**EXERCISE DIRECTIONS:**
Locate the word "percent" in the material, then show every line that holds it.

**SUPPLIED MATERIAL:**
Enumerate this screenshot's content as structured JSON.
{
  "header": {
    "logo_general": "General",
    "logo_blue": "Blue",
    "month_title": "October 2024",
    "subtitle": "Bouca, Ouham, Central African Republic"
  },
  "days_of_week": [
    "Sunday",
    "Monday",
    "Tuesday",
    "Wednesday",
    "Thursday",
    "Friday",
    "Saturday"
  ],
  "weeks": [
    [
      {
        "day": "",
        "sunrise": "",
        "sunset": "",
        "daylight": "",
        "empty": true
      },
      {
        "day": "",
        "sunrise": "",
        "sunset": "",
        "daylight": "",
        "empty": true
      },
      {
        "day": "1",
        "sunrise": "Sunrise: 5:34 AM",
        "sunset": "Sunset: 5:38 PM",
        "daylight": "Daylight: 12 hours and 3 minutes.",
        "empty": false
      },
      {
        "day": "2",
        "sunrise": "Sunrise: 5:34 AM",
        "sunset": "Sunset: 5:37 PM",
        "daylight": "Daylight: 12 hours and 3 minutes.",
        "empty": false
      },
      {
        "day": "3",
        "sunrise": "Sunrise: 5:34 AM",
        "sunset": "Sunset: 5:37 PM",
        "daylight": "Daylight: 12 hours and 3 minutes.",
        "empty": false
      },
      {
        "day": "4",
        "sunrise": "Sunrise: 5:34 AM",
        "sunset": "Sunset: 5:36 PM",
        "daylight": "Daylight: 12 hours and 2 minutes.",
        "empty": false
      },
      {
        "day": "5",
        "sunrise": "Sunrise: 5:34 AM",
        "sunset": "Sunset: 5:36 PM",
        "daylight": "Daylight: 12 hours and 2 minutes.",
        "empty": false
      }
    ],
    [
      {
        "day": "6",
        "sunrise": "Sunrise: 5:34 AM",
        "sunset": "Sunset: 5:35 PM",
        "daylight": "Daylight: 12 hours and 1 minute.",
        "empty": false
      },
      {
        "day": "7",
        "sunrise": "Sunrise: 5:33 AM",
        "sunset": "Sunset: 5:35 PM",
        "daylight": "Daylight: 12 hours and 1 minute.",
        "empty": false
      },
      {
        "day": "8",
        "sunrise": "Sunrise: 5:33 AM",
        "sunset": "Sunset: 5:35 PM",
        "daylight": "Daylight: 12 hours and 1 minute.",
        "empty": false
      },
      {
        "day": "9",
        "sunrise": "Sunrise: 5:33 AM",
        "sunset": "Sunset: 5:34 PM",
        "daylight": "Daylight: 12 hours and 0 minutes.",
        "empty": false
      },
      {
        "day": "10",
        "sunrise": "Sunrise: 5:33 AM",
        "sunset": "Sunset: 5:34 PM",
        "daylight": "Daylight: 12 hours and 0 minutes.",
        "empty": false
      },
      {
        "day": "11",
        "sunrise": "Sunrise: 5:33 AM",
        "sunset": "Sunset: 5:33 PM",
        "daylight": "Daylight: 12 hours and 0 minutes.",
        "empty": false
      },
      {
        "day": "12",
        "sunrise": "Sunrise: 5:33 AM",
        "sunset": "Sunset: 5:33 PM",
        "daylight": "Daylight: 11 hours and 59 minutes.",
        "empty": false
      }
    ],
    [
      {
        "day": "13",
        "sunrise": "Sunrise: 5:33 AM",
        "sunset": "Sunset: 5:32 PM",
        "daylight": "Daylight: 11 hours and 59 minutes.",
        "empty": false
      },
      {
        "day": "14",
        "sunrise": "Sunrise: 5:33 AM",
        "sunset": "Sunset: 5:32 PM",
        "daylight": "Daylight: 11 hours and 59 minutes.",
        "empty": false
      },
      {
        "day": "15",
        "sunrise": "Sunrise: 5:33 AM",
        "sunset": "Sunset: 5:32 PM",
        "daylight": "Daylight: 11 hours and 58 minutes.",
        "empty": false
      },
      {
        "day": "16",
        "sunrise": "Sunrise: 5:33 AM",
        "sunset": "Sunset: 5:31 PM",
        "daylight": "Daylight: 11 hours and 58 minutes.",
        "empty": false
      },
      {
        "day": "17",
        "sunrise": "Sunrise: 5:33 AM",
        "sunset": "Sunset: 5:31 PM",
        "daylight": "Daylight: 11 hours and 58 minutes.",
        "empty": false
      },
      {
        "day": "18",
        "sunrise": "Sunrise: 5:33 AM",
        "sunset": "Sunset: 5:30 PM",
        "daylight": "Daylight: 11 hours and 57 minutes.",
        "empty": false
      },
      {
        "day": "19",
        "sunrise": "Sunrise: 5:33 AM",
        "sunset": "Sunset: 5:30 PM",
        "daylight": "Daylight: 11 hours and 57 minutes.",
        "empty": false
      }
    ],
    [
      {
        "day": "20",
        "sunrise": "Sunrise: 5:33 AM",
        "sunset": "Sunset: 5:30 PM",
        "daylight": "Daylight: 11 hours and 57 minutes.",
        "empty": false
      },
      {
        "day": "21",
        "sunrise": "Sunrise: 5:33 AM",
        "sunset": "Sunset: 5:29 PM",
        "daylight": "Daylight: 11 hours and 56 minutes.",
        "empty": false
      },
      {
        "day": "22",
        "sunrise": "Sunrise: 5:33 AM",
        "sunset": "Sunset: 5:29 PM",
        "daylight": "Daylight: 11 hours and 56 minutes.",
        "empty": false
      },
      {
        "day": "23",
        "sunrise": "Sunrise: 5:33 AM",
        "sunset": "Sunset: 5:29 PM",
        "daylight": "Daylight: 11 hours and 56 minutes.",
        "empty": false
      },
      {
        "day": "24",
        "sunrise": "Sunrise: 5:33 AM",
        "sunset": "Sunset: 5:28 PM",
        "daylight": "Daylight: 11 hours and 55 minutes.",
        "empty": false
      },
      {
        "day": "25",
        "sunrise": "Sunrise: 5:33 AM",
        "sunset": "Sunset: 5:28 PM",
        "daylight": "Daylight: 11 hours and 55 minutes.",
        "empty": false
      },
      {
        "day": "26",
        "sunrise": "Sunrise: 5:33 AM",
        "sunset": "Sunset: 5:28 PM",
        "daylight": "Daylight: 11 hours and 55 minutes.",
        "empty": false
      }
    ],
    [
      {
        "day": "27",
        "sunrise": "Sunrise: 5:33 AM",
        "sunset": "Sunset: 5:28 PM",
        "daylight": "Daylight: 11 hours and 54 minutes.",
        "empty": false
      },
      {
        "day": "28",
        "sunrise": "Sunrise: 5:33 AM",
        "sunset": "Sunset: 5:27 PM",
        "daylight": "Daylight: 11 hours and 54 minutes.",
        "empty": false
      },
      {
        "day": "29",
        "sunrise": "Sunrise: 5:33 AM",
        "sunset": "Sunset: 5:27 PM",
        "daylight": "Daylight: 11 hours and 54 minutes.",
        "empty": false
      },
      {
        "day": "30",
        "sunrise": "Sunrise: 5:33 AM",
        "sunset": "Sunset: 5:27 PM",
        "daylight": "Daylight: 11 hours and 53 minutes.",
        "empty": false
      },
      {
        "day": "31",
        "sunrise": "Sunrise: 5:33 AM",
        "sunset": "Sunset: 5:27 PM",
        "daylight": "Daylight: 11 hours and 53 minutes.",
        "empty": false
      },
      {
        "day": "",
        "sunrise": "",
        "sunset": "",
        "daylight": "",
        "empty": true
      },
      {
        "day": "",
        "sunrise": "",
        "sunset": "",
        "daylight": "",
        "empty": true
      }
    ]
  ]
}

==

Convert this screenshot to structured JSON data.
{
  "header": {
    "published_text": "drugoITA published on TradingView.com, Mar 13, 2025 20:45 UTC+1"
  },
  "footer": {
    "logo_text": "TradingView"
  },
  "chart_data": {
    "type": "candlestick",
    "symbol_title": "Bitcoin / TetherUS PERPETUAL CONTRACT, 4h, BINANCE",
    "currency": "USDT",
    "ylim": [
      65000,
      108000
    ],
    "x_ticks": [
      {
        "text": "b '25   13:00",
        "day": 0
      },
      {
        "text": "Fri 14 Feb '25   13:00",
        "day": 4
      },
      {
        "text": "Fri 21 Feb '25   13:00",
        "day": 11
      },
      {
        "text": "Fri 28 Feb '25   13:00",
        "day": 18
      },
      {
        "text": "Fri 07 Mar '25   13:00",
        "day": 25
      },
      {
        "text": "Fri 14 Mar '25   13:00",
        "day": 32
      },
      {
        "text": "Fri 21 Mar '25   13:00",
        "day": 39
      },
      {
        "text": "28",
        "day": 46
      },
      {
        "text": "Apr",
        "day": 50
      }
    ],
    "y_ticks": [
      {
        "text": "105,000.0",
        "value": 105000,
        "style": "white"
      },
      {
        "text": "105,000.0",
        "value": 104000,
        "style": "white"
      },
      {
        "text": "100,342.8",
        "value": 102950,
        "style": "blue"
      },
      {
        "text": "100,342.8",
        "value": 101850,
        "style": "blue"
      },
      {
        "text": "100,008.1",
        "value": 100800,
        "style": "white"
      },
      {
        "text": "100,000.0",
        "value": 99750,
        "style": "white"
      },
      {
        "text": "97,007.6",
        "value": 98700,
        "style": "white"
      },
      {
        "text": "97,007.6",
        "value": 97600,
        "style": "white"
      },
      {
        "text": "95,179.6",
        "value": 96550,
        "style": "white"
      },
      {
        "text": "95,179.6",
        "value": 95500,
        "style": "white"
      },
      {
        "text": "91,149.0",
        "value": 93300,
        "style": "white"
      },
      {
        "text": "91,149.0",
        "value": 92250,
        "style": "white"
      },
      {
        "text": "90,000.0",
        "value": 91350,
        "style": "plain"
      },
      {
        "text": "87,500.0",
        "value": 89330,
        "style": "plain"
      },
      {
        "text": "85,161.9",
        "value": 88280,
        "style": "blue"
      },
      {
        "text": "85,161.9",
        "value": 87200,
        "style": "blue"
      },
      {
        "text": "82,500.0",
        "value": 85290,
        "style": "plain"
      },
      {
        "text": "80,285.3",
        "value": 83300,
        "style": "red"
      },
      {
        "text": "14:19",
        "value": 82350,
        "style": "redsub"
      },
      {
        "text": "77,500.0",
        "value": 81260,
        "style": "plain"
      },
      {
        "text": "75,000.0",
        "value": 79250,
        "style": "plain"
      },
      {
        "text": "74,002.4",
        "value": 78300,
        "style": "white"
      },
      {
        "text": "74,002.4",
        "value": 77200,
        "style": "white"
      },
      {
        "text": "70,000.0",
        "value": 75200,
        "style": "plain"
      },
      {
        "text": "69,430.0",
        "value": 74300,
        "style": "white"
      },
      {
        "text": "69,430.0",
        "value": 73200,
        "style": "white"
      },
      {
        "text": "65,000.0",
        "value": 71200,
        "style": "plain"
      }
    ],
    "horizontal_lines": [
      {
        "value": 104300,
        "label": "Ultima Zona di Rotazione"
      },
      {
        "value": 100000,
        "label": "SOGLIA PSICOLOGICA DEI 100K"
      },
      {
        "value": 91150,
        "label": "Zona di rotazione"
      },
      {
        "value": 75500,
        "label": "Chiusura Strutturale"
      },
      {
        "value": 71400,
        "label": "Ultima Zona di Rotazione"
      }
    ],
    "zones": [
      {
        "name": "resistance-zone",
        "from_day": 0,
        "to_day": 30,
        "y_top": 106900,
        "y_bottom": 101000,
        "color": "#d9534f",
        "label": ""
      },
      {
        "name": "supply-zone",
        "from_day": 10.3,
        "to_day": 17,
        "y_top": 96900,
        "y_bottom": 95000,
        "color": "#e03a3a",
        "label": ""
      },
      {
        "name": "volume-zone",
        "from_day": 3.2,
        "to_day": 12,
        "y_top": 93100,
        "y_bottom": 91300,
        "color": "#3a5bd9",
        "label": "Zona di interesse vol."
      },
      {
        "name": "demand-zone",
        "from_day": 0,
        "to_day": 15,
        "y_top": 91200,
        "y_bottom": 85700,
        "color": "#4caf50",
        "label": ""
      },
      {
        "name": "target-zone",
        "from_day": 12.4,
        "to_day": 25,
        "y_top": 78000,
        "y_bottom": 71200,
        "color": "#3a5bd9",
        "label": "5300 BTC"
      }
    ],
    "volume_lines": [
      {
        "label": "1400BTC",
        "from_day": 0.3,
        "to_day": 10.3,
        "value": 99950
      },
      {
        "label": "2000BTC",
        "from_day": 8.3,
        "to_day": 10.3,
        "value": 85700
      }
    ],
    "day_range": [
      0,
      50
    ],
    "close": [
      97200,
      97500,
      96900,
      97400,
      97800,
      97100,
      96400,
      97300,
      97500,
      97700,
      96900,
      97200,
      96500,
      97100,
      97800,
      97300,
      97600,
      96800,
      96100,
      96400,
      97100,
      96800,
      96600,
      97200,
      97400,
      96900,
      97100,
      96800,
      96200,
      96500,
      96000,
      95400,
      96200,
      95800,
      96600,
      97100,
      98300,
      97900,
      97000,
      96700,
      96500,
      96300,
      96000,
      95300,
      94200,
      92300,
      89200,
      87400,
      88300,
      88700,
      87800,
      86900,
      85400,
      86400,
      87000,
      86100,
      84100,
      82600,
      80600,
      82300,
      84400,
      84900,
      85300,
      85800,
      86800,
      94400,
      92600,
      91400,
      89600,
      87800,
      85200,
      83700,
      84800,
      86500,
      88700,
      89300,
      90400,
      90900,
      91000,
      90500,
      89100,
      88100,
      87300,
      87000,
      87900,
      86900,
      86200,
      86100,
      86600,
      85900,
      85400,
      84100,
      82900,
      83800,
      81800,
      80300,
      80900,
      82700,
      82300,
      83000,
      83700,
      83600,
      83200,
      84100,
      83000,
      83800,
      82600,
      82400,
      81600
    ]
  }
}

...

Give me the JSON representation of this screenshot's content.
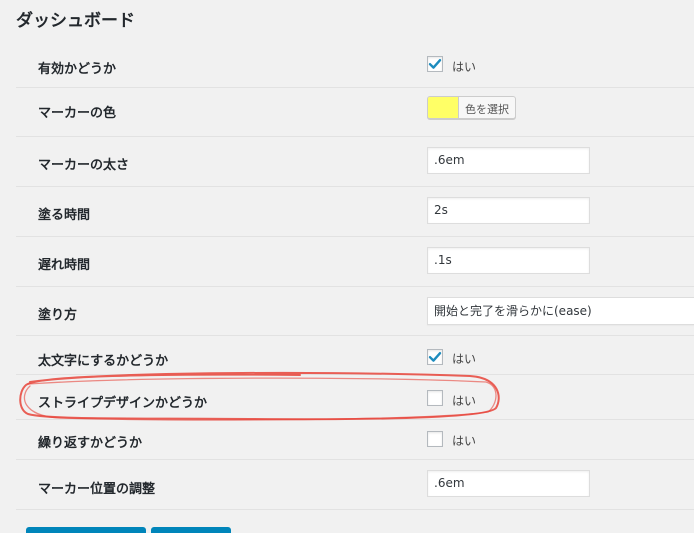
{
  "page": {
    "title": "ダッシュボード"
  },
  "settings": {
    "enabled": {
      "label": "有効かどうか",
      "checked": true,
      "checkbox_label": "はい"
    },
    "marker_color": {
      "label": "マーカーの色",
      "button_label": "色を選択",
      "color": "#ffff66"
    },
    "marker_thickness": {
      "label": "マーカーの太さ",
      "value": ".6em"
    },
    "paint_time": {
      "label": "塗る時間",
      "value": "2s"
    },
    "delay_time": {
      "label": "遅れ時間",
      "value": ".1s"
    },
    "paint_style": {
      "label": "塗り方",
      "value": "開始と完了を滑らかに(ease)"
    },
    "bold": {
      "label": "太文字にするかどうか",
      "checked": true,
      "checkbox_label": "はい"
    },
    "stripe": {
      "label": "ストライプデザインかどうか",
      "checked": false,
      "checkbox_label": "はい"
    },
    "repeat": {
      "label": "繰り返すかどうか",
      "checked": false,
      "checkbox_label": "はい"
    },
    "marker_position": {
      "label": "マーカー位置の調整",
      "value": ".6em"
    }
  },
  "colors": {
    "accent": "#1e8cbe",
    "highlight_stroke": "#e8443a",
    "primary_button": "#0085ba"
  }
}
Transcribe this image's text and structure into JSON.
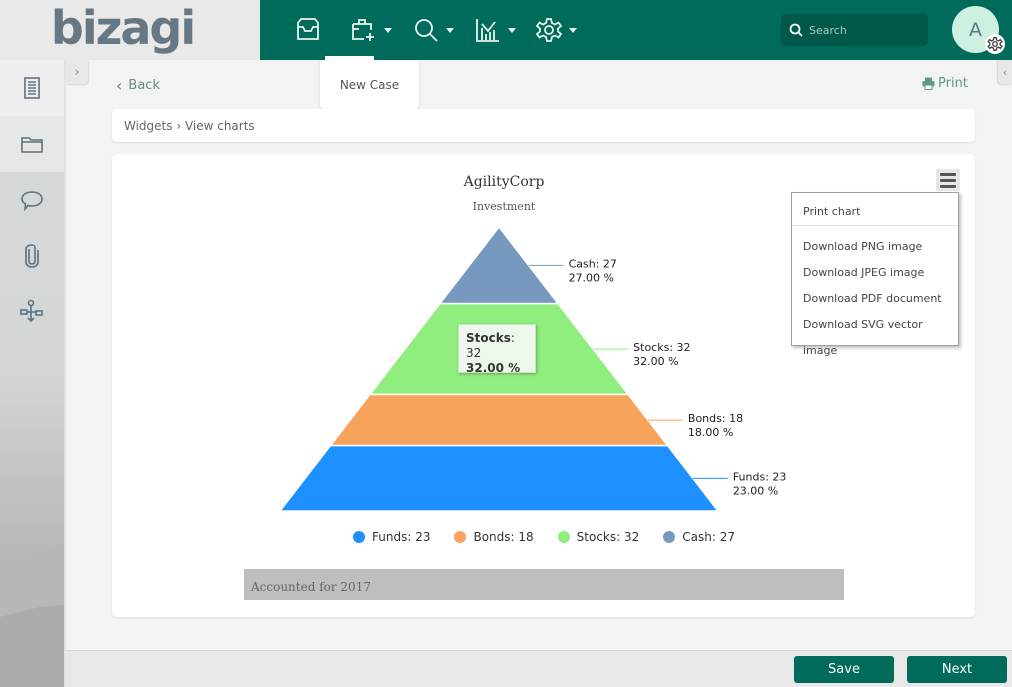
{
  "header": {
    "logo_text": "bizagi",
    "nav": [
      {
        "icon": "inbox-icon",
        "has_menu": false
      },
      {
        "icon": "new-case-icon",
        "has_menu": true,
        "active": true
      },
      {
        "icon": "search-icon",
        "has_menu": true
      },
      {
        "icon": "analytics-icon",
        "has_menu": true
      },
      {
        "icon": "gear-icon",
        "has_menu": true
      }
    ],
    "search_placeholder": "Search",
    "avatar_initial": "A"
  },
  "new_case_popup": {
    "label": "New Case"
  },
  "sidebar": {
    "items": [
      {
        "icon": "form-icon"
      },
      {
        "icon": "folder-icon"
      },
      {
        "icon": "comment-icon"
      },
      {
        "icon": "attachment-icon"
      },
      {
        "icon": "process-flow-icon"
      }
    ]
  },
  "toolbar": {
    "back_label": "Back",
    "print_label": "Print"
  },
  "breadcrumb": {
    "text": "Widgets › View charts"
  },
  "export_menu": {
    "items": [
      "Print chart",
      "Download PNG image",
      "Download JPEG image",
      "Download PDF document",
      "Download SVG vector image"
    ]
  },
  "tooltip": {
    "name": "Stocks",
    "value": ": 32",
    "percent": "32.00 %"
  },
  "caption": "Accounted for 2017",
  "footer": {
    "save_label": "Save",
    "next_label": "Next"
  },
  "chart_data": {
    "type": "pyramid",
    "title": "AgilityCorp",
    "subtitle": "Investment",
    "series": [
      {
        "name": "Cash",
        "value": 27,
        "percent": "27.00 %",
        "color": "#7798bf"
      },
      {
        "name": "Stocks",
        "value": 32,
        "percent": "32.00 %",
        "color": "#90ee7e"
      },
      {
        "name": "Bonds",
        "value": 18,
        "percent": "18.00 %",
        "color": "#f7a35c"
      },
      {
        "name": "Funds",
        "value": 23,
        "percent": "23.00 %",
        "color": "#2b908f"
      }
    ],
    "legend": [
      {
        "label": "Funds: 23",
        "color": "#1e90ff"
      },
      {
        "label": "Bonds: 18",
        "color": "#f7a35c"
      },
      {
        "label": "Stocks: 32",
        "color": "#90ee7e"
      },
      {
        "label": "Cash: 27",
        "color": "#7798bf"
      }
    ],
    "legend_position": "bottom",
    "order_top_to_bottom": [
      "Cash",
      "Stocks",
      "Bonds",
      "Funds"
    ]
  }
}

**THE ANSWER:**
    "percent": "32.00 %"
        "percent": "27.00 %",
        "percent": "32.00 %",
        "percent": "18.00 %",
        "percent": "23.00 %",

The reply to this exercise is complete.